Camp Lemonnier’s mission includes enabling joint warfighters operating forward and reinforcing the U.S.-Djibouti relationship by providing exceptional services and facilities for tenant commands, transient U.S. assets and service members.

DHA Director Discusses ‘Forward Momentum’ for New Health Record System

By Lisa Ferdinando, DoD News, Defense Media Activity

WASHINGTON -- The Military Health System is looking how to best incorporate feedback as it advances with the deployment of the new electronic health record system called MHS GENESIS, the director of the Defense Health Agency said.

"We need to continue with our forward momentum," Navy Vice Adm. Raquel C. Bono told reporters in a conference call that followed a discussion about the new system at the 2018 Defense Health Information Technology Symposium held July 24-26 in Orlando, Florida.

Bono acknowledged there have been areas where adjustments were needed. She stressed the importance of having a system that is secure. Feedback will be used to improve the system, she noted.

"We are a large government organization undertaking a critical strategic project,” Bono explained. “It's important that we embrace our heritage as a learning organization.”

MHS GENESIS has been deployed at four sites in Washington state: Naval Hospital Bremerton, the Air Force’s 92nd Medical Group at Fairchild Air Force Base, Naval Health Clinic Oak Harbor and Madigan Army Medical Center.

New Sites Announced

Stacy Cummings, program executive officer for Defense Healthcare Management Systems, announced four new sites where MHS GENESIS will be deployed.

Three of the sites are in California. They are Naval Air Station Lemoore, Travis Air Force Base and Army Medical Health Clinic Presidio of Monterey. One site is in Idaho -- Mountain Home Air Force Base.

Eventually, MHS GENESIS will provide a single electronic health record for each of the 9.4 million MHS beneficiaries, and will be used by about 200,000 providers at 1,200 sites, according to the DHA.

“Feedback from our frontline users is most important, but input from [initial operational test and evaluation], Congress, consultants, the media and our patients are both to be expected and welcomed,” Bono said, adding, “It’s how we plan to get better.”

She explained, “We’re getting a lot of input and feedback right now; we need to process it calmly and in a measured way and keep moving forward with confidence and conviction in the path we’ve selected.”

Face of Defense: Airman, Friends Rescue Drowning Girl

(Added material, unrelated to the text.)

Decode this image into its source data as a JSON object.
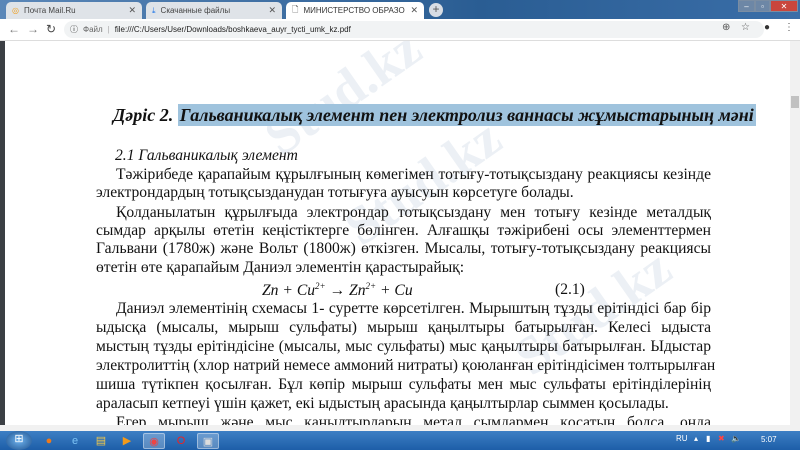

By Air Force Airman 1st Class Anthony Nin Leclerec, 633rd Air Base Wing

JOINT BASE LANGLEY-EUSTIS, Va. -- An airman and two of his friends helped to save a young girl from drowning at Fort Monroe Beach, Virginia, May 13.

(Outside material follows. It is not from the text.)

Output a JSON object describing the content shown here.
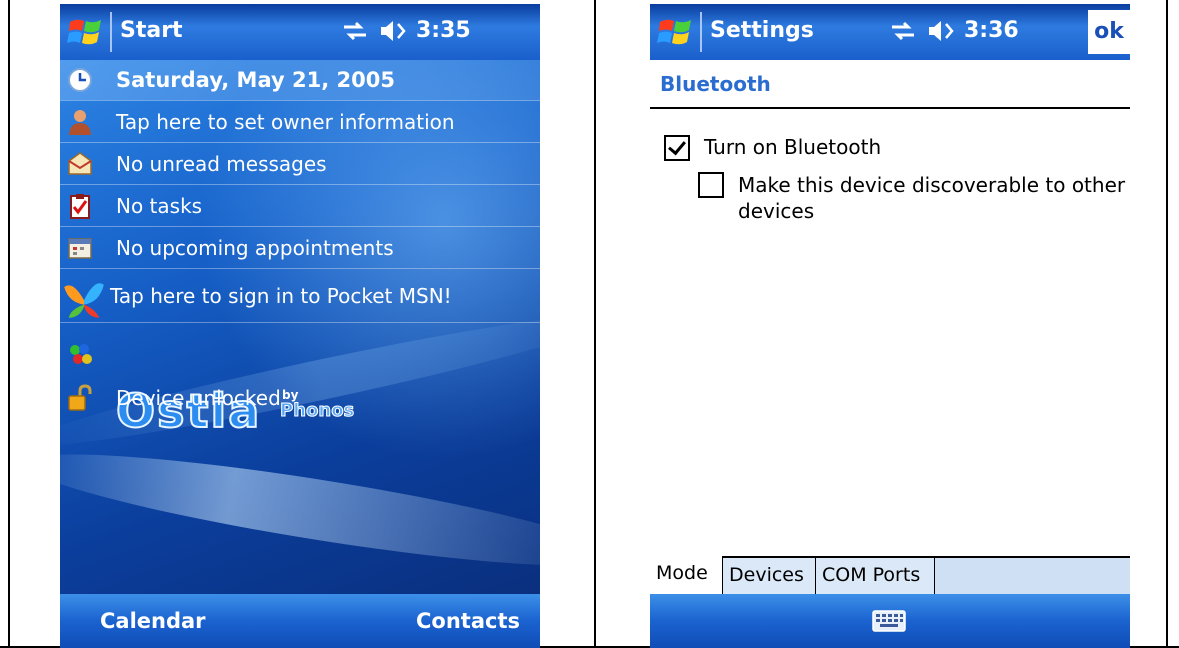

When medical services arrived, they found a young girl that had been rescued from the water and was in her mother’s arms. The 9 year old had gone swimming. The current took her into deeper waters where she could no longer stand and was getting closer to the rocks.

“My friend got up and said, ‘That little girl is in the water,’” said Air Force Tech Sgt. Richard Penny, a toolset administrator with the 633rd Air Base Wing Inspector General’s office here.

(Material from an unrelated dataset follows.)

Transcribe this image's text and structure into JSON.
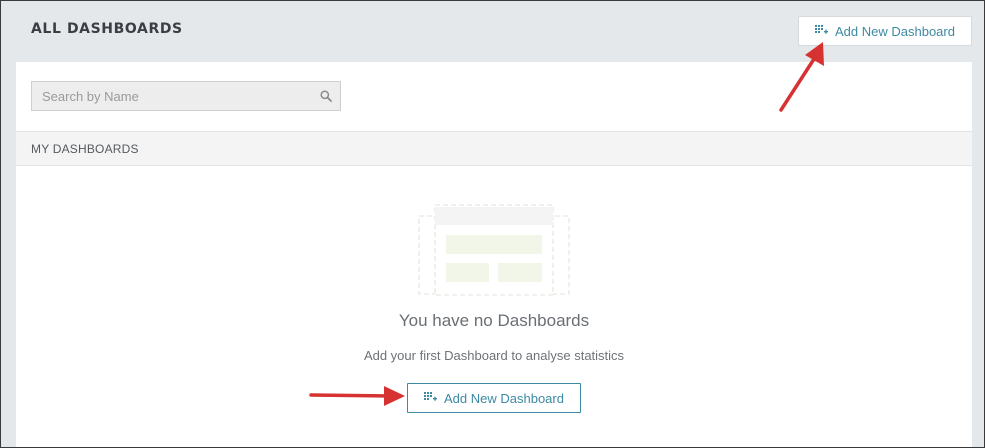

It was at that moment that Penny, along with his friends Ashley Staley and Adam Bradshaw, sprang into action.

At first, Penny and his friends couldn’t locate the girl. He remembers getting to the top of the rocks and seeing her in the water.


“Then we heard her mom come sprinting and shouting, ‘Help my daughter! She can’t swim and I can’t, either,’” Penny said.

Penny and Staley started climbing down the sharp-slippery rocks until they reached what they thought was shallow water.

“We weren't expecting the water to be so deep that close to the rocks, but it was over our heads,” Penny said.

Soon after, Bradshaw arrived after swimming around the rocks in search for the girl, and helped to bring her back to the edge of the rocks.

“At this point, the water was just beating us against the rocks,” Penny said. “The water was just crazy. It was really, really rough that day.”

After getting the little girl and Staley out of the water, Penny and Bradshaw were met by friends that helped to get them out of the water.
Penny, Staley and Bradshaw each earned a citizen lifesaving certificate, and they’ll receive a medal at a later date from the Hampton, Virginia, Division of Fire and Rescue.